Exercise
Below are entries to return in full. Keep each one exact.

Items from a data source
-=-=-

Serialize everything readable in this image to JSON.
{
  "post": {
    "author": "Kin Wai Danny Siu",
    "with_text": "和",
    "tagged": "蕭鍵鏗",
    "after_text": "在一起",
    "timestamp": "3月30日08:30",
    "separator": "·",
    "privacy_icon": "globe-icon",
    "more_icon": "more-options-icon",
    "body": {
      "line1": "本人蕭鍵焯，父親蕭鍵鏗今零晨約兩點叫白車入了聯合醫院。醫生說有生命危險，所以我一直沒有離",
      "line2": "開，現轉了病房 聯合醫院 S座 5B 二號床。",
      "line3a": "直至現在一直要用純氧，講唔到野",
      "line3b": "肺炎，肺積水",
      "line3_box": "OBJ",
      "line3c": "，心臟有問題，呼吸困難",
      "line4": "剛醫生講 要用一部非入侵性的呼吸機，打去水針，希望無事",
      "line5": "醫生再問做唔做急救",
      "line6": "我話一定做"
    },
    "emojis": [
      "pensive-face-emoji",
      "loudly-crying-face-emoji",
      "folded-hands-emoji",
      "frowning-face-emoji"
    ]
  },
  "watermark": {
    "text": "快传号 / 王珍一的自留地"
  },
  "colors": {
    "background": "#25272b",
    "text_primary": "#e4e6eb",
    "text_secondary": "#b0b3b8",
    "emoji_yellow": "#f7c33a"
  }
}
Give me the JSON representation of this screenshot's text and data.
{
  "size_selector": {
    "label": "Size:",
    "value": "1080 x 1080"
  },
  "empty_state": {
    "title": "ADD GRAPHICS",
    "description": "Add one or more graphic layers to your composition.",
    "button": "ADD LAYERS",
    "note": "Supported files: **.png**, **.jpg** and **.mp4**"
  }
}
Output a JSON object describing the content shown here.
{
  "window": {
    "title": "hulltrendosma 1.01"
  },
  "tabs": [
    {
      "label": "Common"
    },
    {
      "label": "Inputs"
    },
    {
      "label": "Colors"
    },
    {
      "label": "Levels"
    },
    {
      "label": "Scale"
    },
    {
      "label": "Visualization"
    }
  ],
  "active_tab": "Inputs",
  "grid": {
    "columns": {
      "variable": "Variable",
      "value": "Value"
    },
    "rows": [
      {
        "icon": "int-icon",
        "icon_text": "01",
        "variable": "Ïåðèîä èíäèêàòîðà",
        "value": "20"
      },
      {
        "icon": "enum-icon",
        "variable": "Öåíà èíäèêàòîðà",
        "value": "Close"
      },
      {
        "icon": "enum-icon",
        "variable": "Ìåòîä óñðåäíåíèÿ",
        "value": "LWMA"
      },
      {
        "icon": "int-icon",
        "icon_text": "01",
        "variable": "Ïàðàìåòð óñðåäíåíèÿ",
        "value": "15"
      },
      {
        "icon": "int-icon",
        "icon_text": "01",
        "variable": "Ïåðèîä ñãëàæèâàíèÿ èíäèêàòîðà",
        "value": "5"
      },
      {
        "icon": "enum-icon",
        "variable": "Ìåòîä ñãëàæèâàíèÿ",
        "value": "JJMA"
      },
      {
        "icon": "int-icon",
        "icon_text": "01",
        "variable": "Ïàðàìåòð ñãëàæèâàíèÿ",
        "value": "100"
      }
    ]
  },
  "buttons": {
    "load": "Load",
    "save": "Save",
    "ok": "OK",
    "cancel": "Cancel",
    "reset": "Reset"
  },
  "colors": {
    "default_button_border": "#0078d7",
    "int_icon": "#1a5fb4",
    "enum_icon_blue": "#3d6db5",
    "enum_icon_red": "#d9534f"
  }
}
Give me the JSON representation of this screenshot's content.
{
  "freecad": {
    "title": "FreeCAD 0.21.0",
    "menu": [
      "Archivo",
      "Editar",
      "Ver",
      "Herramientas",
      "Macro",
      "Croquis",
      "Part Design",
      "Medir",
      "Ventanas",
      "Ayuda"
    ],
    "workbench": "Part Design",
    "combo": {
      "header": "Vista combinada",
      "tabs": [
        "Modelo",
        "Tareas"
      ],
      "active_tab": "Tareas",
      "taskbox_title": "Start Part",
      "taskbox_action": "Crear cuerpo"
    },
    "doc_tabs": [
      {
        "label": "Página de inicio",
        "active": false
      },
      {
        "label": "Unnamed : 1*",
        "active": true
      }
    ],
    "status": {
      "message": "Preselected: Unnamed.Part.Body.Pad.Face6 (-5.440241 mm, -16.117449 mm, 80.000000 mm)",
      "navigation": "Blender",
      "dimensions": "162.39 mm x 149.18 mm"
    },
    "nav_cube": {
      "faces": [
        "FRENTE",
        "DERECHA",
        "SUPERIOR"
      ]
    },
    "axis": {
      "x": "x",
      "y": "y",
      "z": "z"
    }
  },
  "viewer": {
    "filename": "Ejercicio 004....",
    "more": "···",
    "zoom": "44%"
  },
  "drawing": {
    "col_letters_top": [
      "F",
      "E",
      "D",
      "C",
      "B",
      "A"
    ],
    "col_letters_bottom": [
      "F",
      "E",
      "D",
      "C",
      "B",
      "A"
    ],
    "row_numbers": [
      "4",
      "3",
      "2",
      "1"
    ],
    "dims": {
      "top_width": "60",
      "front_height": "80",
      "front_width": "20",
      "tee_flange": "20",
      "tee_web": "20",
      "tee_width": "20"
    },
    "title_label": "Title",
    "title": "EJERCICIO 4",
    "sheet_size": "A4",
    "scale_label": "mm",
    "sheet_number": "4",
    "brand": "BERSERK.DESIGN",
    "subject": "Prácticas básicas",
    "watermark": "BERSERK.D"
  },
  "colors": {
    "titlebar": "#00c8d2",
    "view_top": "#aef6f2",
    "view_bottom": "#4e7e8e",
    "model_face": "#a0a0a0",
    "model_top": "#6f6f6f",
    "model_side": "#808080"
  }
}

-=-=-

Answer to the exercise
Serialize everything readable in this image to JSON.
{
  "post": {
    "author": "Kin Wai Danny Siu",
    "with_text": "和",
    "tagged": "蕭鍵鏗",
    "after_text": "在一起",
    "timestamp": "3月30日08:30",
    "separator": "·",
    "privacy_icon": "globe-icon",
    "more_icon": "more-options-icon",
    "body": {
      "line1": "本人蕭鍵焯，父親蕭鍵鏗今零晨約兩點叫白車入了聯合醫院。醫生說有生命危險，所以我一直沒有離",
      "line2": "開，現轉了病房 聯合醫院 S座 5B 二號床。",
      "line3a": "直至現在一直要用純氧，講唔到野",
      "line3b": "肺炎，肺積水",
      "line3_box": "OBJ",
      "line3c": "，心臟有問題，呼吸困難",
      "line4": "剛醫生講 要用一部非入侵性的呼吸機，打去水針，希望無事",
      "line5": "醫生再問做唔做急救",
      "line6": "我話一定做"
    },
    "emojis": [
      "pensive-face-emoji",
      "loudly-crying-face-emoji",
      "folded-hands-emoji",
      "frowning-face-emoji"
    ]
  },
  "watermark": {
    "text": "快传号 / 王珍一的自留地"
  },
  "colors": {
    "background": "#25272b",
    "text_primary": "#e4e6eb",
    "text_secondary": "#b0b3b8",
    "emoji_yellow": "#f7c33a"
  }
}
Give me the JSON representation of this screenshot's text and data.
{
  "size_selector": {
    "label": "Size:",
    "value": "1080 x 1080"
  },
  "empty_state": {
    "title": "ADD GRAPHICS",
    "description": "Add one or more graphic layers to your composition.",
    "button": "ADD LAYERS",
    "note": "Supported files: **.png**, **.jpg** and **.mp4**"
  }
}
Output a JSON object describing the content shown here.
{
  "window": {
    "title": "hulltrendosma 1.01"
  },
  "tabs": [
    {
      "label": "Common"
    },
    {
      "label": "Inputs"
    },
    {
      "label": "Colors"
    },
    {
      "label": "Levels"
    },
    {
      "label": "Scale"
    },
    {
      "label": "Visualization"
    }
  ],
  "active_tab": "Inputs",
  "grid": {
    "columns": {
      "variable": "Variable",
      "value": "Value"
    },
    "rows": [
      {
        "icon": "int-icon",
        "icon_text": "01",
        "variable": "Ïåðèîä èíäèêàòîðà",
        "value": "20"
      },
      {
        "icon": "enum-icon",
        "variable": "Öåíà èíäèêàòîðà",
        "value": "Close"
      },
      {
        "icon": "enum-icon",
        "variable": "Ìåòîä óñðåäíåíèÿ",
        "value": "LWMA"
      },
      {
        "icon": "int-icon",
        "icon_text": "01",
        "variable": "Ïàðàìåòð óñðåäíåíèÿ",
        "value": "15"
      },
      {
        "icon": "int-icon",
        "icon_text": "01",
        "variable": "Ïåðèîä ñãëàæèâàíèÿ èíäèêàòîðà",
        "value": "5"
      },
      {
        "icon": "enum-icon",
        "variable": "Ìåòîä ñãëàæèâàíèÿ",
        "value": "JJMA"
      },
      {
        "icon": "int-icon",
        "icon_text": "01",
        "variable": "Ïàðàìåòð ñãëàæèâàíèÿ",
        "value": "100"
      }
    ]
  },
  "buttons": {
    "load": "Load",
    "save": "Save",
    "ok": "OK",
    "cancel": "Cancel",
    "reset": "Reset"
  },
  "colors": {
    "default_button_border": "#0078d7",
    "int_icon": "#1a5fb4",
    "enum_icon_blue": "#3d6db5",
    "enum_icon_red": "#d9534f"
  }
}
Give me the JSON representation of this screenshot's content.
{
  "freecad": {
    "title": "FreeCAD 0.21.0",
    "menu": [
      "Archivo",
      "Editar",
      "Ver",
      "Herramientas",
      "Macro",
      "Croquis",
      "Part Design",
      "Medir",
      "Ventanas",
      "Ayuda"
    ],
    "workbench": "Part Design",
    "combo": {
      "header": "Vista combinada",
      "tabs": [
        "Modelo",
        "Tareas"
      ],
      "active_tab": "Tareas",
      "taskbox_title": "Start Part",
      "taskbox_action": "Crear cuerpo"
    },
    "doc_tabs": [
      {
        "label": "Página de inicio",
        "active": false
      },
      {
        "label": "Unnamed : 1*",
        "active": true
      }
    ],
    "status": {
      "message": "Preselected: Unnamed.Part.Body.Pad.Face6 (-5.440241 mm, -16.117449 mm, 80.000000 mm)",
      "navigation": "Blender",
      "dimensions": "162.39 mm x 149.18 mm"
    },
    "nav_cube": {
      "faces": [
        "FRENTE",
        "DERECHA",
        "SUPERIOR"
      ]
    },
    "axis": {
      "x": "x",
      "y": "y",
      "z": "z"
    }
  },
  "viewer": {
    "filename": "Ejercicio 004....",
    "more": "···",
    "zoom": "44%"
  },
  "drawing": {
    "col_letters_top": [
      "F",
      "E",
      "D",
      "C",
      "B",
      "A"
    ],
    "col_letters_bottom": [
      "F",
      "E",
      "D",
      "C",
      "B",
      "A"
    ],
    "row_numbers": [
      "4",
      "3",
      "2",
      "1"
    ],
    "dims": {
      "top_width": "60",
      "front_height": "80",
      "front_width": "20",
      "tee_flange": "20",
      "tee_web": "20",
      "tee_width": "20"
    },
    "title_label": "Title",
    "title": "EJERCICIO 4",
    "sheet_size": "A4",
    "scale_label": "mm",
    "sheet_number": "4",
    "brand": "BERSERK.DESIGN",
    "subject": "Prácticas básicas",
    "watermark": "BERSERK.D"
  },
  "colors": {
    "titlebar": "#00c8d2",
    "view_top": "#aef6f2",
    "view_bottom": "#4e7e8e",
    "model_face": "#a0a0a0",
    "model_top": "#6f6f6f",
    "model_side": "#808080"
  }
}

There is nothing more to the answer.